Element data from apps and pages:
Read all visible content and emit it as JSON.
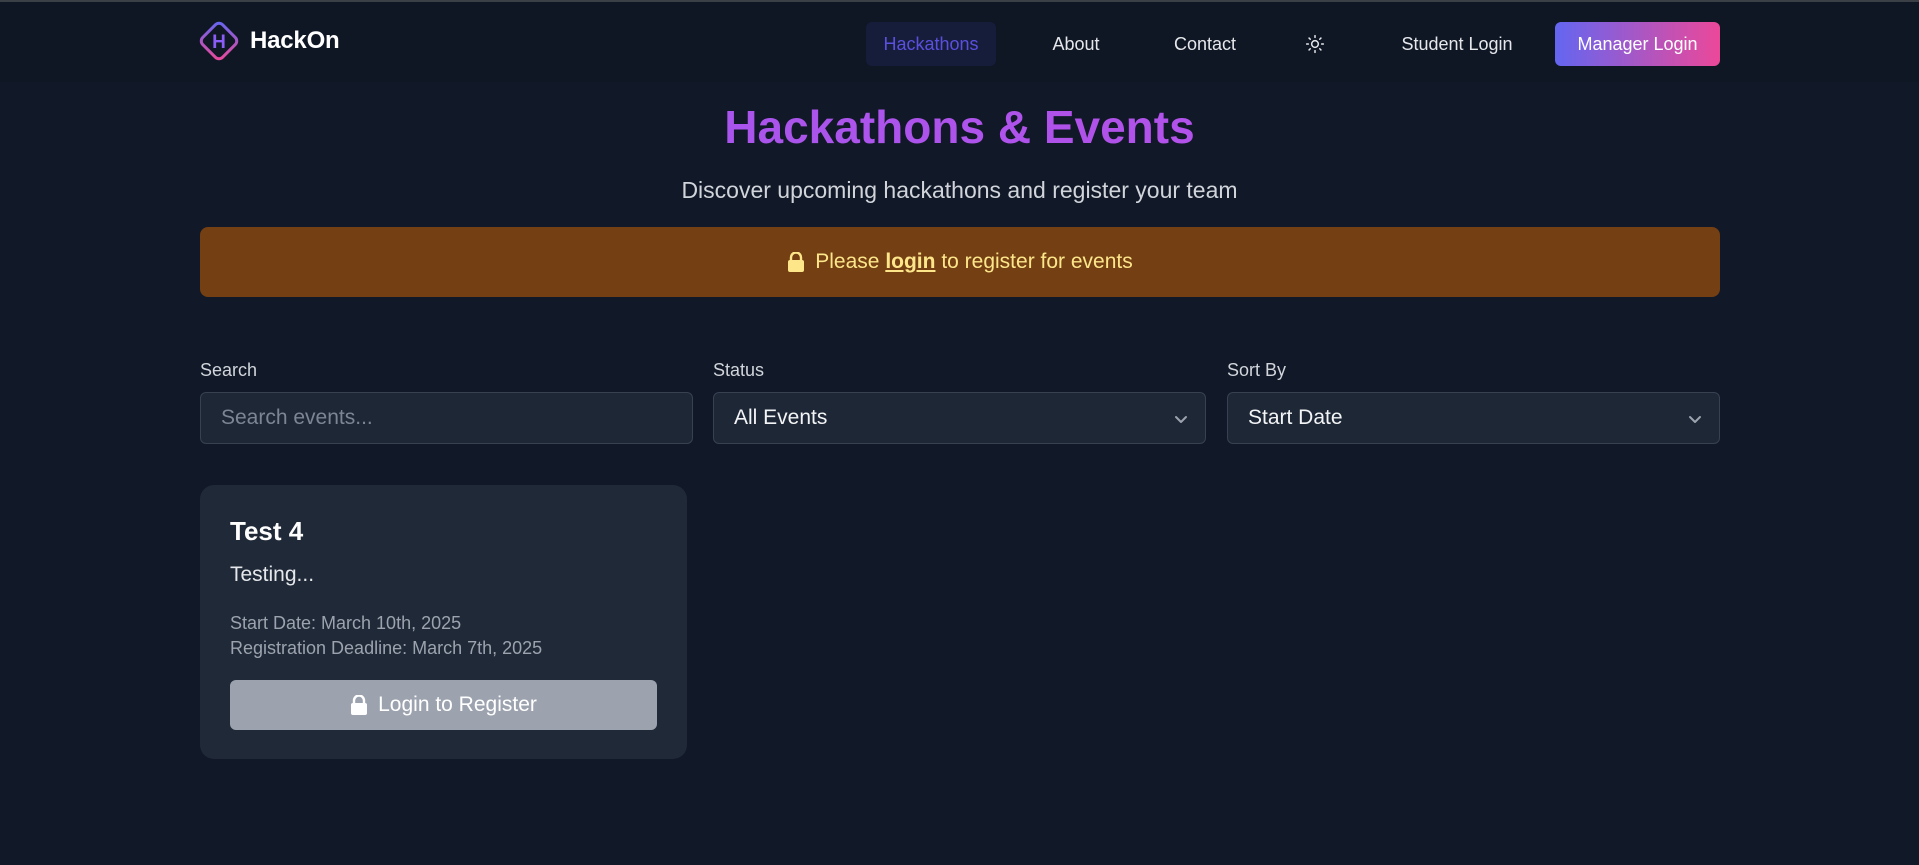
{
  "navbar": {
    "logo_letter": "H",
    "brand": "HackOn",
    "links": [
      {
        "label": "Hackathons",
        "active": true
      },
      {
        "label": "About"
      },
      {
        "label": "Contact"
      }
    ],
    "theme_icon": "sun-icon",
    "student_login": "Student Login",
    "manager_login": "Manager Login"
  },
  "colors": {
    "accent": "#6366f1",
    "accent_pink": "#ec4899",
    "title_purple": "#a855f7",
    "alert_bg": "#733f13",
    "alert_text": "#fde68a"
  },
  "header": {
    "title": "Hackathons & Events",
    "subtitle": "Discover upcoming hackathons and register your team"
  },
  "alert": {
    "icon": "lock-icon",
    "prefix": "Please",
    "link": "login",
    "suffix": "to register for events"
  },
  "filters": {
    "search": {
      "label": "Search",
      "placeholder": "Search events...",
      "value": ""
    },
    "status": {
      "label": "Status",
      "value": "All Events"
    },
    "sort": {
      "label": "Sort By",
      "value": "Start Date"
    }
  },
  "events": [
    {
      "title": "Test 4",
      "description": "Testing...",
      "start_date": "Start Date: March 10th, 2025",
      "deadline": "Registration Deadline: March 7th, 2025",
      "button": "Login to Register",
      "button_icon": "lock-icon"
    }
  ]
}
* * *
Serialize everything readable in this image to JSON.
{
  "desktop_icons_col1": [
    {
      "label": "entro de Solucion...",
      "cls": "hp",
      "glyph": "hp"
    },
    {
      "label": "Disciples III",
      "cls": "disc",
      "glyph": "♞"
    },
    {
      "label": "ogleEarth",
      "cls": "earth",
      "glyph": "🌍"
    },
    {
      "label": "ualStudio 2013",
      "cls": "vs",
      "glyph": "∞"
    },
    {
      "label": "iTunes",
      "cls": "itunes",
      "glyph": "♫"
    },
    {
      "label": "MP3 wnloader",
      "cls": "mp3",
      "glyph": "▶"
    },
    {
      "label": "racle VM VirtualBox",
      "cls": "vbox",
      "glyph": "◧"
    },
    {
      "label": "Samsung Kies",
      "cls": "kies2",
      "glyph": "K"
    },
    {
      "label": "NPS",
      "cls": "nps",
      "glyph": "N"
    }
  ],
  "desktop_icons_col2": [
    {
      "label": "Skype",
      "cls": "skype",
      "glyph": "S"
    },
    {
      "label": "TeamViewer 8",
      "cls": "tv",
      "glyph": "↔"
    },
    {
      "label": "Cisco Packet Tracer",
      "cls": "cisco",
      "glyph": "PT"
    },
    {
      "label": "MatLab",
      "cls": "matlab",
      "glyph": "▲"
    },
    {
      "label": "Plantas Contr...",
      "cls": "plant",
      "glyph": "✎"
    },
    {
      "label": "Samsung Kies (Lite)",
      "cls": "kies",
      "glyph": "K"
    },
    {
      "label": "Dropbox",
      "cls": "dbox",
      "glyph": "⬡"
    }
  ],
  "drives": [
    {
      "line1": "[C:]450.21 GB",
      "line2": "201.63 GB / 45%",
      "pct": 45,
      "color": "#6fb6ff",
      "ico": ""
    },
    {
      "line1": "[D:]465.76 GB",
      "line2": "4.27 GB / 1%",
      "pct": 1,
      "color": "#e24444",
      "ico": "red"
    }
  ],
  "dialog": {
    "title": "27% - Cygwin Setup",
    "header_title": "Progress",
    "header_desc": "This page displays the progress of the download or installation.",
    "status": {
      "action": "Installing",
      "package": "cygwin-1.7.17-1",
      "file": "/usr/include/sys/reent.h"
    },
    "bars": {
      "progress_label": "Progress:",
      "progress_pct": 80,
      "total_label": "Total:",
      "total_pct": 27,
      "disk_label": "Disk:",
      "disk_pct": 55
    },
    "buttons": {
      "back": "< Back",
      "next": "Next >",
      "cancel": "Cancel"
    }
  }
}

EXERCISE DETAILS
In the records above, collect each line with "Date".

OUTPUT FOR THIS TASK
      "value": "Start Date"
      "start_date": "Start Date: March 10th, 2025",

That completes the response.